EXERCISE PROMPT :: Pull every line that includes the word "text" out of the data below and copy it.

THE DATA ::
_ _ _ _ _ _ _

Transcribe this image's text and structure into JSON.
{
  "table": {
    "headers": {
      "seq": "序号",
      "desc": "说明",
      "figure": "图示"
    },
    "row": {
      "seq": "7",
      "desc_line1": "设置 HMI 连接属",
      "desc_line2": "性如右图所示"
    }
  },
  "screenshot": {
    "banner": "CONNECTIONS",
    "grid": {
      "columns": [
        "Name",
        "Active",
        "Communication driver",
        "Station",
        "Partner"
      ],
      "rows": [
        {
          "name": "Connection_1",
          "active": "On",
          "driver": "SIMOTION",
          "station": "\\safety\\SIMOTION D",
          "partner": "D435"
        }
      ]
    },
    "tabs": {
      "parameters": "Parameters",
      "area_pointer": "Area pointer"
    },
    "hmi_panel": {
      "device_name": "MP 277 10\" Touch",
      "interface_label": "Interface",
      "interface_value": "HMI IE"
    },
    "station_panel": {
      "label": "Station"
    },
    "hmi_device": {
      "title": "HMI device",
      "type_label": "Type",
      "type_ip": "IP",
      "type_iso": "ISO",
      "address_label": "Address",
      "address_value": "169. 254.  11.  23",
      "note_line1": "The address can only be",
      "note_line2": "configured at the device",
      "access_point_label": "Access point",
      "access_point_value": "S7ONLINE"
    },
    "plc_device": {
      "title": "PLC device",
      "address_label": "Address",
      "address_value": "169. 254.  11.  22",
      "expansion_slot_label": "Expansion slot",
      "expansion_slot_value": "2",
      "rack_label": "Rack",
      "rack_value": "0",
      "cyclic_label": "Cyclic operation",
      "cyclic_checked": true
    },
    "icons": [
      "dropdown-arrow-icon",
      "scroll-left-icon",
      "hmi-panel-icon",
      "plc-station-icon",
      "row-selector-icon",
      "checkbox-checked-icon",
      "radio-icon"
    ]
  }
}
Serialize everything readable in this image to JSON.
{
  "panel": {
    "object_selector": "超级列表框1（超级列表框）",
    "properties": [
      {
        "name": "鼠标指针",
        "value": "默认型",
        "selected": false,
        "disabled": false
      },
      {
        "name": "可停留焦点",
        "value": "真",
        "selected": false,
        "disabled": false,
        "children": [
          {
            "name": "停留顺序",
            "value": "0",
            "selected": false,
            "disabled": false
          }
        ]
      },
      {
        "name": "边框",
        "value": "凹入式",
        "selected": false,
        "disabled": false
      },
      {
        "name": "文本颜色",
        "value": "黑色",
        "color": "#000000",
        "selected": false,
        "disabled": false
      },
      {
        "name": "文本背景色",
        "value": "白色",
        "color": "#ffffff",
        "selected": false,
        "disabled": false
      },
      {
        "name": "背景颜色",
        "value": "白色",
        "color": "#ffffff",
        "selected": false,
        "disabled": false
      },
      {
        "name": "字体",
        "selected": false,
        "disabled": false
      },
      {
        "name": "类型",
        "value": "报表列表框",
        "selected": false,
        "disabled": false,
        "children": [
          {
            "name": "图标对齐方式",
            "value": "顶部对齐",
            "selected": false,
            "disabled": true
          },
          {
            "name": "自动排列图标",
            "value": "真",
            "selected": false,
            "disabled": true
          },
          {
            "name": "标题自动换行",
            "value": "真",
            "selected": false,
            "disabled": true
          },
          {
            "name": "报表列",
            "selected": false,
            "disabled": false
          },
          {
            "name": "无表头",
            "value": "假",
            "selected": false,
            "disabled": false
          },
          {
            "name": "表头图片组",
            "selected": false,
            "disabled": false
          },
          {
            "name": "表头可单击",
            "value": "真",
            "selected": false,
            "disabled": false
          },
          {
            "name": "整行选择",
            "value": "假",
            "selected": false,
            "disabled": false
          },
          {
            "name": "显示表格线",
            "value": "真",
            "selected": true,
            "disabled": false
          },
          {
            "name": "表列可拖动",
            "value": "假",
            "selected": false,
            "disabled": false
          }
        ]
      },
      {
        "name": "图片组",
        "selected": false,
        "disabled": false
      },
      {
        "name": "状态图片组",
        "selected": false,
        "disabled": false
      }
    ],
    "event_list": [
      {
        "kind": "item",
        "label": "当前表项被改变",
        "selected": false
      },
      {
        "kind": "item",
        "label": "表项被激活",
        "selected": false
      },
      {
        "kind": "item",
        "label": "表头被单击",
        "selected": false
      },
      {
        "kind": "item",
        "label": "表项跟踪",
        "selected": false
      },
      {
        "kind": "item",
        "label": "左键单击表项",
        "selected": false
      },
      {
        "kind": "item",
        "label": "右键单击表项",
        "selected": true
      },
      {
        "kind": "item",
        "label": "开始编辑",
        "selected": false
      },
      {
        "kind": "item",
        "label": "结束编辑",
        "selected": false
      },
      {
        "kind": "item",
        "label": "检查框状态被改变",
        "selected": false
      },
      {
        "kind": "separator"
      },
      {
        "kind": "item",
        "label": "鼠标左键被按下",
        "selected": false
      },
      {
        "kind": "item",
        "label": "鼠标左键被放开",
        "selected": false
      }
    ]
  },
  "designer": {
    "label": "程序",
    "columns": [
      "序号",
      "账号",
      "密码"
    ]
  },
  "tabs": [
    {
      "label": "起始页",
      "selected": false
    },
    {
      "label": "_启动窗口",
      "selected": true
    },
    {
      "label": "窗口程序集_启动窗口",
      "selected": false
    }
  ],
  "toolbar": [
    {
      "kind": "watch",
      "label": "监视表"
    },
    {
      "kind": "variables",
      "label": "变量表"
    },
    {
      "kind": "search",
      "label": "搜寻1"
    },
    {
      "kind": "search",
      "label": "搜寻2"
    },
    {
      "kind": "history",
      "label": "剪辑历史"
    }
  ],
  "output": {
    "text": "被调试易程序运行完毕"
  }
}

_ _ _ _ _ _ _

RESPONSE BOX ::
Transcribe this image's text and structure into JSON.
    "text": "被调试易程序运行完毕"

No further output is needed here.